_Excerpted records_.

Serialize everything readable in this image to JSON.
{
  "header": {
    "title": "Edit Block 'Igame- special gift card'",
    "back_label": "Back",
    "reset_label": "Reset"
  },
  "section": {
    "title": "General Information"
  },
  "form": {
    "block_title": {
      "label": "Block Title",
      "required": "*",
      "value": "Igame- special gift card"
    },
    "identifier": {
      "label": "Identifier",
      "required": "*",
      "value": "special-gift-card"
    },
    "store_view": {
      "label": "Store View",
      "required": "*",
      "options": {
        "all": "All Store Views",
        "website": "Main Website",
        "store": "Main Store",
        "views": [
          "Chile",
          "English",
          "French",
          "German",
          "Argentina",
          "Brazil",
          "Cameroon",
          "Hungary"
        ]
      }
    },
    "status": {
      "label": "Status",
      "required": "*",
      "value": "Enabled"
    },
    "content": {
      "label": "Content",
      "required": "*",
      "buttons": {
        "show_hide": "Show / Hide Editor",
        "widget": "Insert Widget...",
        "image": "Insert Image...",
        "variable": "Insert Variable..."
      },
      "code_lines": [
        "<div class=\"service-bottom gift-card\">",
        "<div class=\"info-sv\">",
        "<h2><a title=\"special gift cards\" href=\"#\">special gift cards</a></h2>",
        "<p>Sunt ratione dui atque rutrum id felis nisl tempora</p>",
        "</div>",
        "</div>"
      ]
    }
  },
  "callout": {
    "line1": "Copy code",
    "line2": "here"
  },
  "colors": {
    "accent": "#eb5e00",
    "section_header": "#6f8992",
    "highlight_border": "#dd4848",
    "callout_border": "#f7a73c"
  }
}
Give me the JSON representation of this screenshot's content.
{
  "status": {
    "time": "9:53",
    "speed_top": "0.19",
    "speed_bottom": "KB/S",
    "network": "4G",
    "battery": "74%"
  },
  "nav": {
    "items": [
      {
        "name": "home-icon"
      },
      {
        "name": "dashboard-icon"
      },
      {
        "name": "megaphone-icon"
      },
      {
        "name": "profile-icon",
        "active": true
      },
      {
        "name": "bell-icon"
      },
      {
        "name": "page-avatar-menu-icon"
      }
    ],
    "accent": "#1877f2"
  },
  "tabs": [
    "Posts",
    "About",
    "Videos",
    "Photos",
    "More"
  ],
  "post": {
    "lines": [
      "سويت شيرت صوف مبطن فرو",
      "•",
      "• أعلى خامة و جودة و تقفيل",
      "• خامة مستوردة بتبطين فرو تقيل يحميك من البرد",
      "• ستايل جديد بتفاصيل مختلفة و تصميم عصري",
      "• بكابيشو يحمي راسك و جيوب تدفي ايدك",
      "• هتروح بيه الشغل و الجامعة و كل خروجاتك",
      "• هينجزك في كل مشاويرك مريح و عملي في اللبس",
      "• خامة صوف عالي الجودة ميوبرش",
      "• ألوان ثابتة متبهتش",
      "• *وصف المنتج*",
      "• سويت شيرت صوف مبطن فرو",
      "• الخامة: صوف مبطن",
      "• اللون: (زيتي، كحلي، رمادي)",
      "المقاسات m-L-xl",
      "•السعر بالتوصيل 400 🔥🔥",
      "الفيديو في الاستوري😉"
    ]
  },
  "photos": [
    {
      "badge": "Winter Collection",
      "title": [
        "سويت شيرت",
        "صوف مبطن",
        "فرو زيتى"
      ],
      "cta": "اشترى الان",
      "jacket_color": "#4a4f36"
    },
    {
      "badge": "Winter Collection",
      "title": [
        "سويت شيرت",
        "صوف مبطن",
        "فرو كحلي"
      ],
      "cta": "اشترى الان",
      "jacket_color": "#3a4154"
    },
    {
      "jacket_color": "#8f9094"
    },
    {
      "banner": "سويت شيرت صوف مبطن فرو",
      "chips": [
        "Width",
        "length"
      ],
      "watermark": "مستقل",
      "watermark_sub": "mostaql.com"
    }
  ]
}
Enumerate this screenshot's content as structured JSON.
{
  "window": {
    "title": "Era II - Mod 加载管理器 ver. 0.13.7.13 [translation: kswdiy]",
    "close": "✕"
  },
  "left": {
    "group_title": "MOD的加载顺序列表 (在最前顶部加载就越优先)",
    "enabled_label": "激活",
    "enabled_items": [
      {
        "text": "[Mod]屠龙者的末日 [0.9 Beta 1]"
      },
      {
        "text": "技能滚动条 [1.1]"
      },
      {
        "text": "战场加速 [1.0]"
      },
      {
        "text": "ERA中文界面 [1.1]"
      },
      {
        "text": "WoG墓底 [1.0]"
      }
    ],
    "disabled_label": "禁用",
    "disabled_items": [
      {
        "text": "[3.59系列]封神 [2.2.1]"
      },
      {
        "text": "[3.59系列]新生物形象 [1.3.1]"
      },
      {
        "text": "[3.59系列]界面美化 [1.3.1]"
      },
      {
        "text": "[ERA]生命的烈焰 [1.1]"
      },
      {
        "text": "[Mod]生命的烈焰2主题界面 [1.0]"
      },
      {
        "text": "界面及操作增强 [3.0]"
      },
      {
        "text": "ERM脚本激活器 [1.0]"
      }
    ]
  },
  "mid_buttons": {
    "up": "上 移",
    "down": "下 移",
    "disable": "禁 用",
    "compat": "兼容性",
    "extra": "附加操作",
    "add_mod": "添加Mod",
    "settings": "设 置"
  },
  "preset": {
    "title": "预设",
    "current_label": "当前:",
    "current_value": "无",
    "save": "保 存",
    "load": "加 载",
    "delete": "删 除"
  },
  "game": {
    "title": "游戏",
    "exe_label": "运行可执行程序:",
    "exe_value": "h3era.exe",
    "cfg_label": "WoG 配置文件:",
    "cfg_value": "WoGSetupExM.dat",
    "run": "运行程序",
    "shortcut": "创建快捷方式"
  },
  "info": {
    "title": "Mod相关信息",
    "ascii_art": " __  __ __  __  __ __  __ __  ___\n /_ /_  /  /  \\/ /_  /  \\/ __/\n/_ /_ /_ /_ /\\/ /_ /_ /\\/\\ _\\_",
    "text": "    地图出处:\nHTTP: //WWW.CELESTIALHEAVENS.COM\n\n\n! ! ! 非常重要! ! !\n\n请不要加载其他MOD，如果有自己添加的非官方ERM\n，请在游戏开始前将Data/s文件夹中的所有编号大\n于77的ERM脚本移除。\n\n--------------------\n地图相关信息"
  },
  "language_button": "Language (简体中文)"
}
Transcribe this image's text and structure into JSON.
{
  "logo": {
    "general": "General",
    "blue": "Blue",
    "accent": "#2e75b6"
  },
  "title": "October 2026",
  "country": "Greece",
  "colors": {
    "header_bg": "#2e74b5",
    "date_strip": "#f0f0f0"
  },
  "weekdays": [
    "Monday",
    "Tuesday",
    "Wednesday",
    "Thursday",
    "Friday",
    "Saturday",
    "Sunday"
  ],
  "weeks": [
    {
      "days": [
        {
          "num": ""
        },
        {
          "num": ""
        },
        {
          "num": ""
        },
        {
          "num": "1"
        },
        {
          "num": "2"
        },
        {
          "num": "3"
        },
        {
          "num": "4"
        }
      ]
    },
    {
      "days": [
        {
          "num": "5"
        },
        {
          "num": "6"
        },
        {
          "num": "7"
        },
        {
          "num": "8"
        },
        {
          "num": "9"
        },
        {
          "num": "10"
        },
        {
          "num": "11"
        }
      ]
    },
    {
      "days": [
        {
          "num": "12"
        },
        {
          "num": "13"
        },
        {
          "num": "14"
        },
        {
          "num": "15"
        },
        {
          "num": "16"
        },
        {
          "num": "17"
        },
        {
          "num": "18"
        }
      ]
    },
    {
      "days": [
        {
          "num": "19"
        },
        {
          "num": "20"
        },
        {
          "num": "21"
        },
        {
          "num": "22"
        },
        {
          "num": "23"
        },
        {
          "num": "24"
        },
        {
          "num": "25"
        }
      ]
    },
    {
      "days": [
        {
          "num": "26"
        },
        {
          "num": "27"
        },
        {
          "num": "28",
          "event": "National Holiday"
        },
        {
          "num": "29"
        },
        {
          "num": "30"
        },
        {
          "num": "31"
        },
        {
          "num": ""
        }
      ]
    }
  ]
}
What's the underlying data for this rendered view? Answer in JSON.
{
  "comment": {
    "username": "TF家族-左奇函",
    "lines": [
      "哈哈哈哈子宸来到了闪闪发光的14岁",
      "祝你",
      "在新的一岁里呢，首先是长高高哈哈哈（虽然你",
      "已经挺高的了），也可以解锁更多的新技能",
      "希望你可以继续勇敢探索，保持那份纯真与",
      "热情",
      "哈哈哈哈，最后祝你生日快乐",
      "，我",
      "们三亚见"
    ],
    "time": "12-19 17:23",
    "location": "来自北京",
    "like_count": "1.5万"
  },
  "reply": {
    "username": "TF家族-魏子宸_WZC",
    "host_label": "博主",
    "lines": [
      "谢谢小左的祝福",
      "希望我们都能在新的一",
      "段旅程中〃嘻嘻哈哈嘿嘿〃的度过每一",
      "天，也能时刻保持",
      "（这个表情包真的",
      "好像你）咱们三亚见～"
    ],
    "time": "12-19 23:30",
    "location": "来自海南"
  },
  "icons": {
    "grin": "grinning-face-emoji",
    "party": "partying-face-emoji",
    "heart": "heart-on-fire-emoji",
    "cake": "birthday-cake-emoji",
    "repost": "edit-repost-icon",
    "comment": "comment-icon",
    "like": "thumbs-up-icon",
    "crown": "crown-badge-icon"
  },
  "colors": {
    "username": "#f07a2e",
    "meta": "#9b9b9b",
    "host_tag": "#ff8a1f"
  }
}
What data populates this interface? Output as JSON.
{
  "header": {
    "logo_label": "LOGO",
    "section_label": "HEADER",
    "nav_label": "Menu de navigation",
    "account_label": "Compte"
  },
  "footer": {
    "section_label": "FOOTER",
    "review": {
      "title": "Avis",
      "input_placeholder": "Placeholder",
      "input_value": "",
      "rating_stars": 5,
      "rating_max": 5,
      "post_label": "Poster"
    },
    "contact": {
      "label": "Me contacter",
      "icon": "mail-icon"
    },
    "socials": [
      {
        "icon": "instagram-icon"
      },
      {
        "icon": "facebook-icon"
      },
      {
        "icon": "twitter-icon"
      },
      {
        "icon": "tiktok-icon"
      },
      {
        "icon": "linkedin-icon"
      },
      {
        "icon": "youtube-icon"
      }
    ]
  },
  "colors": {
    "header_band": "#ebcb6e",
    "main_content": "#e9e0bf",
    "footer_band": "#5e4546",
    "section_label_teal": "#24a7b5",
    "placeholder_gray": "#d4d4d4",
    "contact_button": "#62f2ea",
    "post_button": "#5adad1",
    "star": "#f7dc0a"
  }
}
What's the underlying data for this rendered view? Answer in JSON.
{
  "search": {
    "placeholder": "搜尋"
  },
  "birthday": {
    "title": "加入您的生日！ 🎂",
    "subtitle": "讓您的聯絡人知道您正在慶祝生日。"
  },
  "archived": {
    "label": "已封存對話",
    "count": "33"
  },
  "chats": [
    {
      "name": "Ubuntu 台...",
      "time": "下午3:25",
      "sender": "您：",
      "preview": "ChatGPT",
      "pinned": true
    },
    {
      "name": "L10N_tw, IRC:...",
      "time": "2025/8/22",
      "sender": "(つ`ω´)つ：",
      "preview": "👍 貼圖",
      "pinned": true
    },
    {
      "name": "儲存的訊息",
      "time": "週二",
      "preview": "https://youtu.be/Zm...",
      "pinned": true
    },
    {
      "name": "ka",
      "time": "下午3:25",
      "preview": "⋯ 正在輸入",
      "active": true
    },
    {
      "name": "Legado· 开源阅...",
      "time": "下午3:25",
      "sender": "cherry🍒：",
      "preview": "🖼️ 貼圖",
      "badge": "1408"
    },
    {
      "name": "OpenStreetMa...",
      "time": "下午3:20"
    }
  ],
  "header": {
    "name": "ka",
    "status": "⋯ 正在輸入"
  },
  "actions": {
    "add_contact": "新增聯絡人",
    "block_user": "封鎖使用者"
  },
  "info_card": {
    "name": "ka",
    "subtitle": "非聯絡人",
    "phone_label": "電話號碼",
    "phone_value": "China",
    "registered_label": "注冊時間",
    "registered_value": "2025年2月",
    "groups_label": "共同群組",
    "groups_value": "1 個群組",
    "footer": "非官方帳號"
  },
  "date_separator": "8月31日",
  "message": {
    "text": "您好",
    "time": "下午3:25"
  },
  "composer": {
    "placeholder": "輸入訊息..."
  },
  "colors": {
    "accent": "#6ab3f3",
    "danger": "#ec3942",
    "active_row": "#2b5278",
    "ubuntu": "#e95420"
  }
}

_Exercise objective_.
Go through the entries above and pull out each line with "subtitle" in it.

_Exercise answer_.
    "subtitle": "讓您的聯絡人知道您正在慶祝生日。"
    "subtitle": "非聯絡人",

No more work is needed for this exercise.